Random factoid: For close to six years she owned a women’s junior sportswear manufacturer called Forescee-M & Co. D/B/A FLIPS
The candidate: Marqueece Harris-Dawson
Occupation: President and CEO of Community Coalition
Political priority: Creating good-paying union jobs and raising the minimum wage
Supporters of note: City Council President Herb J. Wesson, California Senator Holly Mitchell, Former Mayor Antonio Villaraigosa
Campaign highlight: He went door to door campaigning with local firefighters
Random factoid: His efforts to improve inner city schools earned the praise of Oprah Winfrey
The candidate: Bobbie Jean Anderson
Occupation: CA State Commisioner
Political priority: “Public safety and improved law enforcement-community relations” as well as “Cleaner, safer, stronger neighborhoods”
Supporters of note: Outgoing Councilman Bernard Parks, L.A. County Democratic Party
Campaign highlight: Bernard Parks filmed a very earnest support video
Random factoid: She’s been the L.A. County Democratic Party’s “Democrat of the Year”—twice; once in 2010, and again in 2014.
The candidate: Robert L. Cole, Jr.
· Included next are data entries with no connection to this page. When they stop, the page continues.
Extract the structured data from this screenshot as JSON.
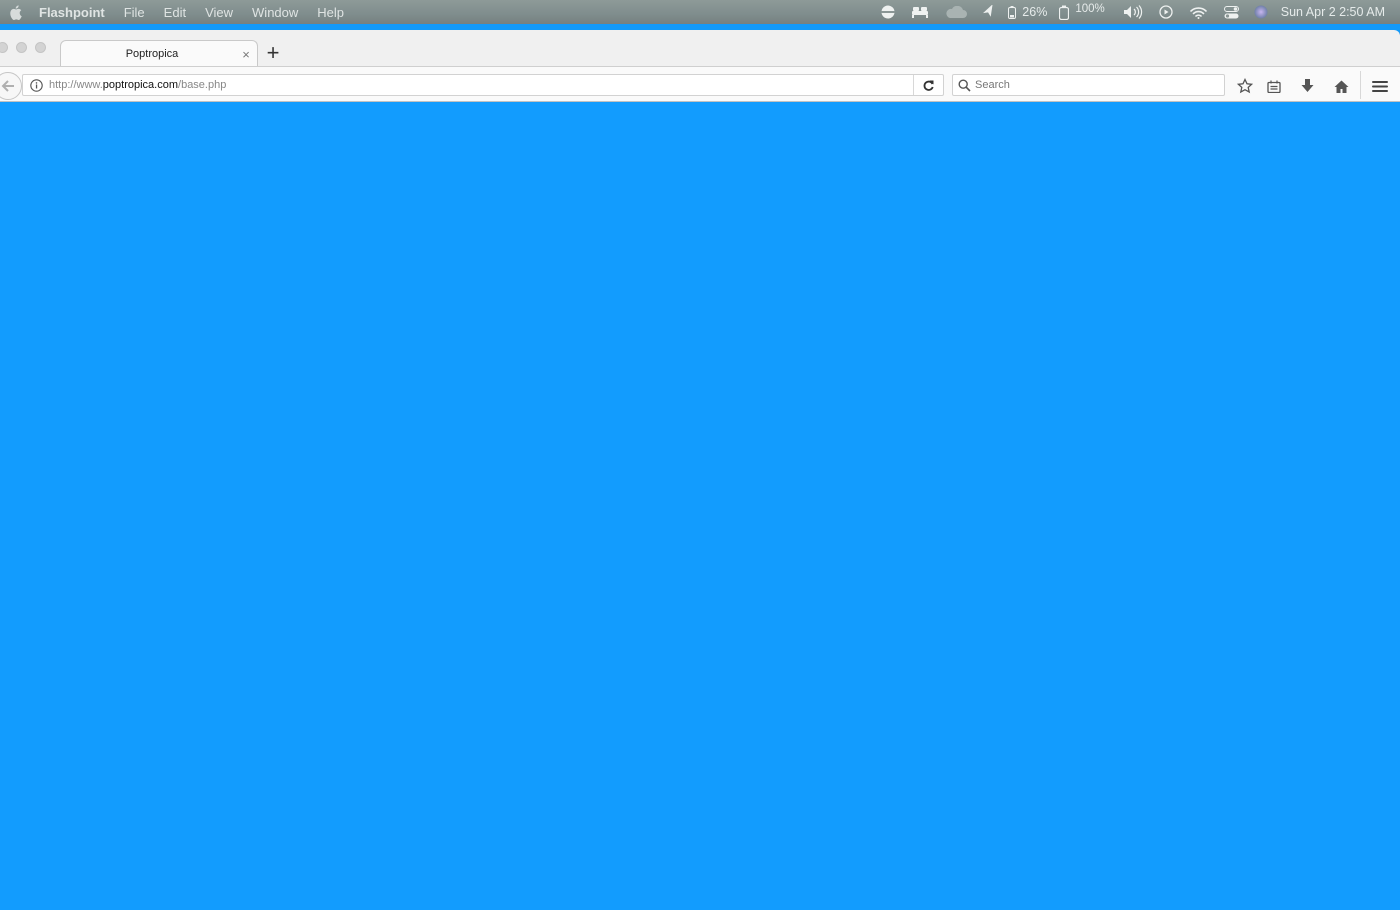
{
  "menubar": {
    "apple_icon": "apple-icon",
    "app_name": "Flashpoint",
    "menus": [
      "File",
      "Edit",
      "View",
      "Window",
      "Help"
    ],
    "status": {
      "battery_percent": "26%",
      "second_battery_percent": "100%",
      "datetime": "Sun Apr 2  2:50 AM"
    }
  },
  "browser": {
    "tab": {
      "title": "Poptropica",
      "close_label": "×"
    },
    "new_tab_label": "+",
    "url": {
      "prefix": "http://www.",
      "domain": "poptropica.com",
      "path": "/base.php"
    },
    "search_placeholder": "Search",
    "content_color": "#129cfe"
  }
}
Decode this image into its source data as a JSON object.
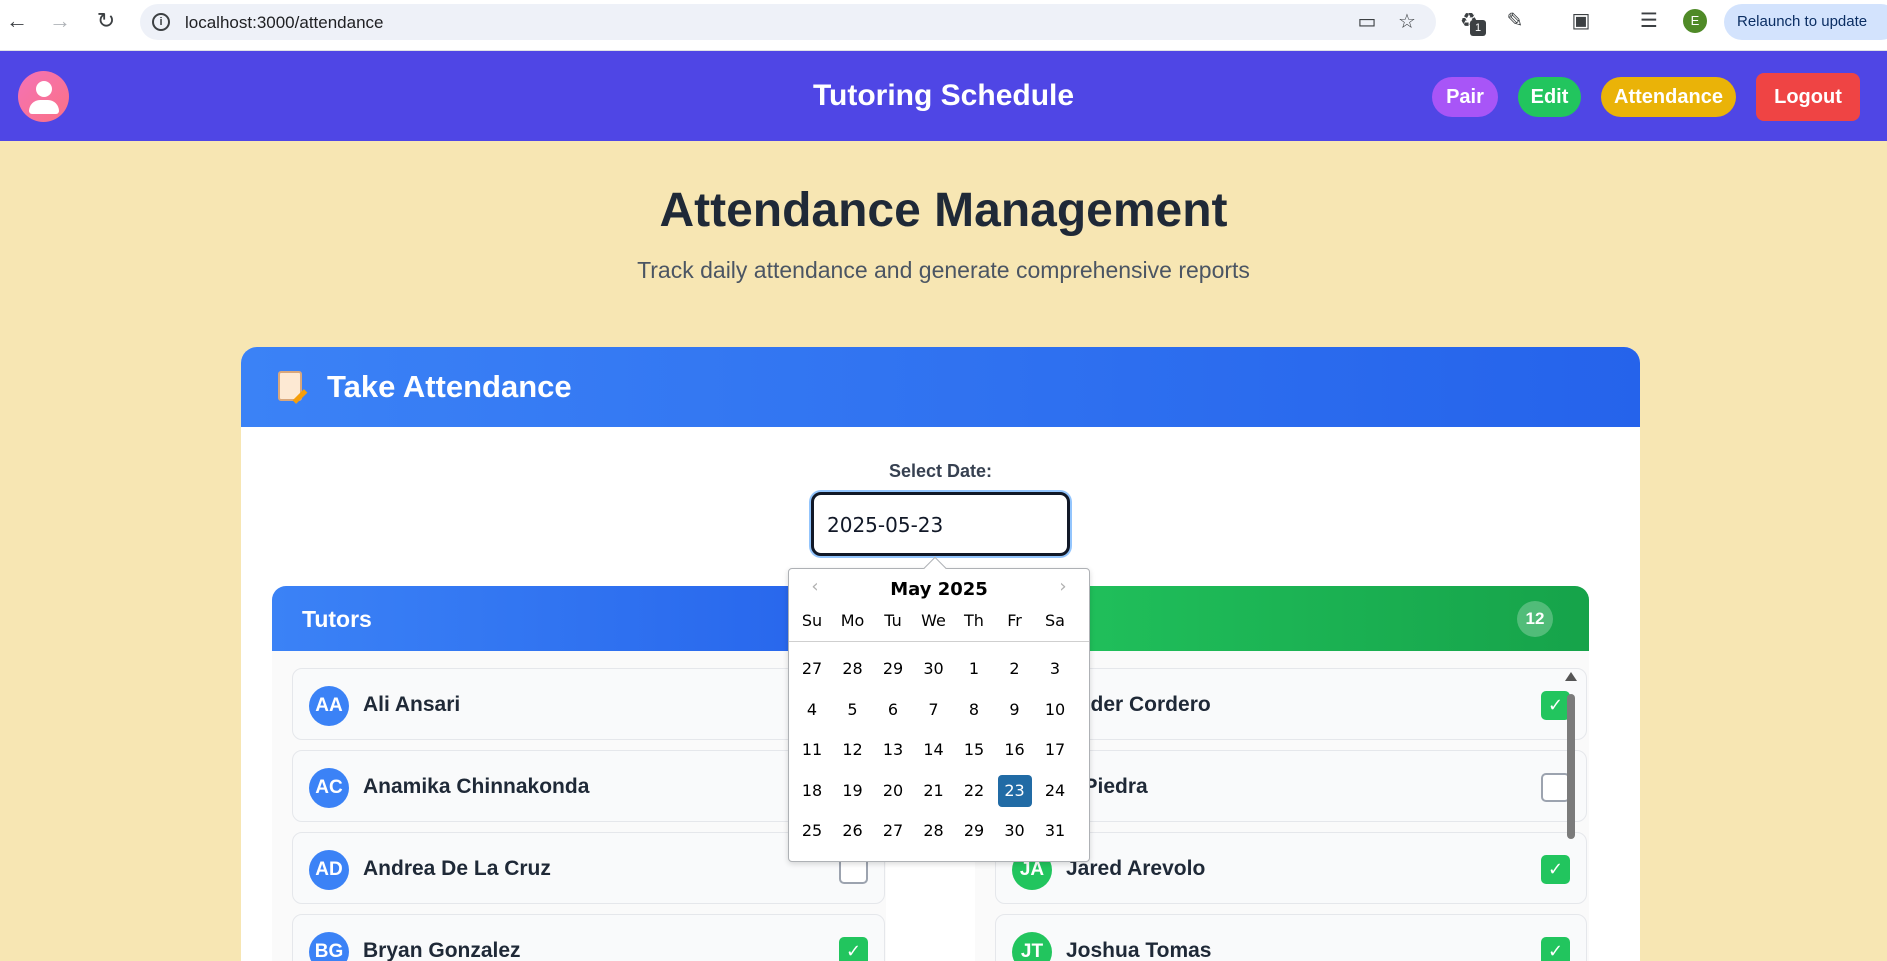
{
  "browser": {
    "url": "localhost:3000/attendance",
    "ext_badge": "1",
    "profile_initial": "E",
    "relaunch_label": "Relaunch to update"
  },
  "header": {
    "title": "Tutoring Schedule",
    "buttons": {
      "pair": "Pair",
      "edit": "Edit",
      "attendance": "Attendance",
      "logout": "Logout"
    }
  },
  "page": {
    "title": "Attendance Management",
    "subtitle": "Track daily attendance and generate comprehensive reports"
  },
  "card": {
    "title": "Take Attendance",
    "date_label": "Select Date:",
    "date_value": "2025-05-23"
  },
  "tutors": {
    "label": "Tutors",
    "rows": [
      {
        "initials": "AA",
        "name": "Ali Ansari",
        "checked": false
      },
      {
        "initials": "AC",
        "name": "Anamika Chinnakonda",
        "checked": false
      },
      {
        "initials": "AD",
        "name": "Andrea De La Cruz",
        "checked": false
      },
      {
        "initials": "BG",
        "name": "Bryan Gonzalez",
        "checked": true
      }
    ]
  },
  "students": {
    "count": "12",
    "rows": [
      {
        "initials": "",
        "name": "ander Cordero",
        "checked": true
      },
      {
        "initials": "",
        "name": "a Piedra",
        "checked": false
      },
      {
        "initials": "JA",
        "name": "Jared Arevolo",
        "checked": true
      },
      {
        "initials": "JT",
        "name": "Joshua Tomas",
        "checked": true
      }
    ]
  },
  "datepicker": {
    "month_label": "May 2025",
    "weekdays": [
      "Su",
      "Mo",
      "Tu",
      "We",
      "Th",
      "Fr",
      "Sa"
    ],
    "weeks": [
      [
        "27",
        "28",
        "29",
        "30",
        "1",
        "2",
        "3"
      ],
      [
        "4",
        "5",
        "6",
        "7",
        "8",
        "9",
        "10"
      ],
      [
        "11",
        "12",
        "13",
        "14",
        "15",
        "16",
        "17"
      ],
      [
        "18",
        "19",
        "20",
        "21",
        "22",
        "23",
        "24"
      ],
      [
        "25",
        "26",
        "27",
        "28",
        "29",
        "30",
        "31"
      ]
    ],
    "selected": "23"
  }
}
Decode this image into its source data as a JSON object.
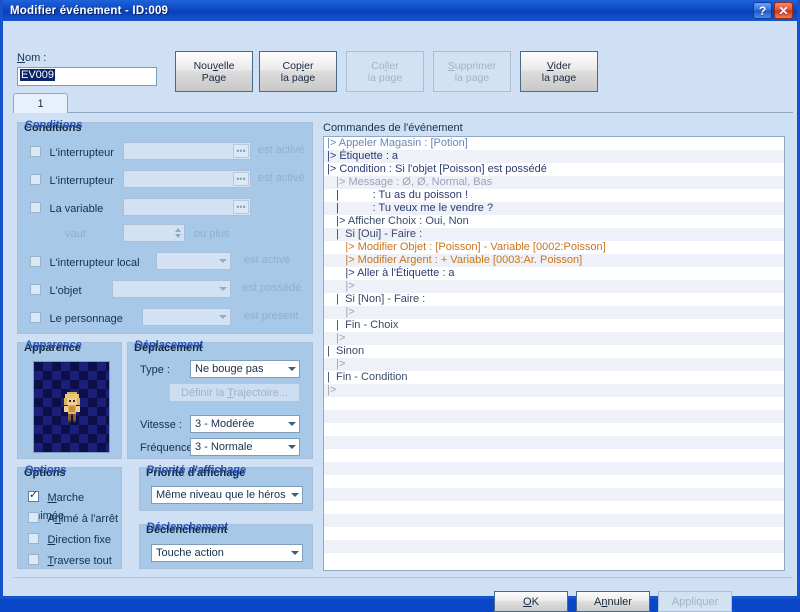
{
  "window": {
    "title": "Modifier événement - ID:009",
    "help_button": "?",
    "close_button": "✕"
  },
  "name_section": {
    "label": "Nom :",
    "label_mnemonic": "N",
    "value": "EV009"
  },
  "page_buttons": [
    {
      "line1": "Nouvelle",
      "line2": "Page",
      "mnemonic": "v",
      "enabled": true
    },
    {
      "line1": "Copier",
      "line2": "la page",
      "mnemonic": "i",
      "enabled": true
    },
    {
      "line1": "Coller",
      "line2": "la page",
      "mnemonic": "l",
      "enabled": false
    },
    {
      "line1": "Supprimer",
      "line2": "la page",
      "mnemonic": "S",
      "enabled": false
    },
    {
      "line1": "Vider",
      "line2": "la page",
      "mnemonic": "V",
      "enabled": true
    }
  ],
  "tabs": [
    {
      "label": "1",
      "selected": true
    }
  ],
  "conditions": {
    "title": "Conditions",
    "rows": [
      {
        "checkbox_label": "L'interrupteur",
        "checked": false,
        "field_value": "",
        "suffix": "est activé",
        "widget": "field-ellipsis"
      },
      {
        "checkbox_label": "L'interrupteur",
        "checked": false,
        "field_value": "",
        "suffix": "est activé",
        "widget": "field-ellipsis"
      },
      {
        "checkbox_label": "La variable",
        "checked": false,
        "field_value": "",
        "suffix": "",
        "widget": "field-ellipsis"
      },
      {
        "checkbox_label": "",
        "checked": null,
        "prefix": "vaut",
        "field_value": "",
        "suffix": "ou plus",
        "widget": "spinner"
      },
      {
        "checkbox_label": "L'interrupteur local",
        "checked": false,
        "field_value": "",
        "suffix": "est activé",
        "widget": "combo"
      },
      {
        "checkbox_label": "L'objet",
        "checked": false,
        "field_value": "",
        "suffix": "est possédé",
        "widget": "combo"
      },
      {
        "checkbox_label": "Le personnage",
        "checked": false,
        "field_value": "",
        "suffix": "est présent",
        "widget": "combo"
      }
    ]
  },
  "appearance": {
    "title": "Apparence"
  },
  "movement": {
    "title": "Déplacement",
    "type_label": "Type :",
    "type_value": "Ne bouge pas",
    "route_button": "Définir la Trajectoire...",
    "route_button_mnemonic": "T",
    "route_button_enabled": false,
    "speed_label": "Vitesse :",
    "speed_value": "3 - Modérée",
    "frequency_label": "Fréquence :",
    "frequency_value": "3 - Normale"
  },
  "options": {
    "title": "Options",
    "items": [
      {
        "label": "Marche animée",
        "mnemonic": "M",
        "checked": true
      },
      {
        "label": "Animé à l'arrêt",
        "mnemonic": "n",
        "checked": false
      },
      {
        "label": "Direction fixe",
        "mnemonic": "D",
        "checked": false
      },
      {
        "label": "Traverse tout",
        "mnemonic": "T",
        "checked": false
      }
    ]
  },
  "display_priority": {
    "title": "Priorité d'affichage",
    "value": "Même niveau que le héros"
  },
  "trigger": {
    "title": "Déclenchement",
    "value": "Touche action"
  },
  "commands": {
    "label": "Commandes de l'événement",
    "rows": [
      {
        "text": "|> Appeler Magasin : [Potion]",
        "color": "c-blue"
      },
      {
        "text": "|> Étiquette : a",
        "color": "c-navy"
      },
      {
        "text": "|> Condition : Si l'objet [Poisson] est possédé",
        "color": "c-navy"
      },
      {
        "text": "   |> Message : Ø, Ø, Normal, Bas",
        "color": "c-grey"
      },
      {
        "text": "   |           : Tu as du poisson !",
        "color": "c-navy"
      },
      {
        "text": "   |           : Tu veux me le vendre ?",
        "color": "c-navy"
      },
      {
        "text": "   |> Afficher Choix : Oui, Non",
        "color": "c-dark"
      },
      {
        "text": "   |  Si [Oui] - Faire :",
        "color": "c-dark"
      },
      {
        "text": "      |> Modifier Objet : [Poisson] - Variable [0002:Poisson]",
        "color": "c-orange"
      },
      {
        "text": "      |> Modifier Argent : + Variable [0003:Ar. Poisson]",
        "color": "c-orange"
      },
      {
        "text": "      |> Aller à l'Étiquette : a",
        "color": "c-navy"
      },
      {
        "text": "      |>",
        "color": "c-grey"
      },
      {
        "text": "   |  Si [Non] - Faire :",
        "color": "c-dark"
      },
      {
        "text": "      |>",
        "color": "c-grey"
      },
      {
        "text": "   |  Fin - Choix",
        "color": "c-dark"
      },
      {
        "text": "   |>",
        "color": "c-grey"
      },
      {
        "text": "|  Sinon",
        "color": "c-dark"
      },
      {
        "text": "   |>",
        "color": "c-grey"
      },
      {
        "text": "|  Fin - Condition",
        "color": "c-dark"
      },
      {
        "text": "|>",
        "color": "c-grey"
      }
    ]
  },
  "dialog_buttons": [
    {
      "label": "OK",
      "mnemonic": "O",
      "enabled": true
    },
    {
      "label": "Annuler",
      "mnemonic": "n",
      "enabled": true
    },
    {
      "label": "Appliquer",
      "mnemonic": "A",
      "enabled": false
    }
  ]
}
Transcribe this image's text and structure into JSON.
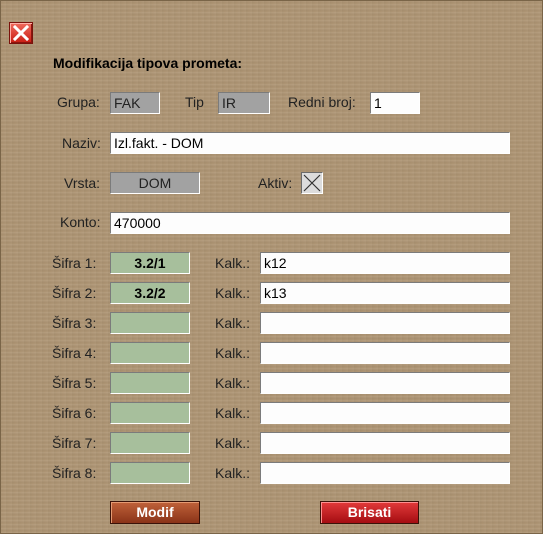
{
  "window": {
    "title": "Modifikacija tipova prometa:"
  },
  "grupa": {
    "label": "Grupa:",
    "value": "FAK"
  },
  "tip": {
    "label": "Tip",
    "value": "IR"
  },
  "redni_broj": {
    "label": "Redni broj:",
    "value": "1"
  },
  "naziv": {
    "label": "Naziv:",
    "value": "Izl.fakt. - DOM"
  },
  "vrsta": {
    "label": "Vrsta:",
    "value": "DOM"
  },
  "aktiv": {
    "label": "Aktiv:",
    "checked": true
  },
  "konto": {
    "label": "Konto:",
    "value": "470000"
  },
  "sifre": [
    {
      "label": "Šifra 1:",
      "value": "3.2/1",
      "kalk_label": "Kalk.:",
      "kalk_value": "k12"
    },
    {
      "label": "Šifra 2:",
      "value": "3.2/2",
      "kalk_label": "Kalk.:",
      "kalk_value": "k13"
    },
    {
      "label": "Šifra 3:",
      "value": "",
      "kalk_label": "Kalk.:",
      "kalk_value": ""
    },
    {
      "label": "Šifra 4:",
      "value": "",
      "kalk_label": "Kalk.:",
      "kalk_value": ""
    },
    {
      "label": "Šifra 5:",
      "value": "",
      "kalk_label": "Kalk.:",
      "kalk_value": ""
    },
    {
      "label": "Šifra 6:",
      "value": "",
      "kalk_label": "Kalk.:",
      "kalk_value": ""
    },
    {
      "label": "Šifra 7:",
      "value": "",
      "kalk_label": "Kalk.:",
      "kalk_value": ""
    },
    {
      "label": "Šifra 8:",
      "value": "",
      "kalk_label": "Kalk.:",
      "kalk_value": ""
    }
  ],
  "buttons": {
    "modif": "Modif",
    "brisati": "Brisati"
  },
  "icons": {
    "close": "close-icon",
    "checkbox": "x-check-icon"
  },
  "colors": {
    "background": "#ae9574",
    "code_field": "#a7bf9c",
    "modif_button": "#a3431f",
    "brisati_button": "#c61f22",
    "close_button": "#d9271b"
  }
}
Political priority: Implementing more after-school programs for our youth with the goal of stopping youth violence, opening up more opportunities for the growth of trade and skills based jobs
Supporters of note: Inglewood Mayor James T. Butts, Georgia Congressman John Lews, Bishop T. Larry Kirkland
Random factoid: He played defensive back for the Morehouse College football team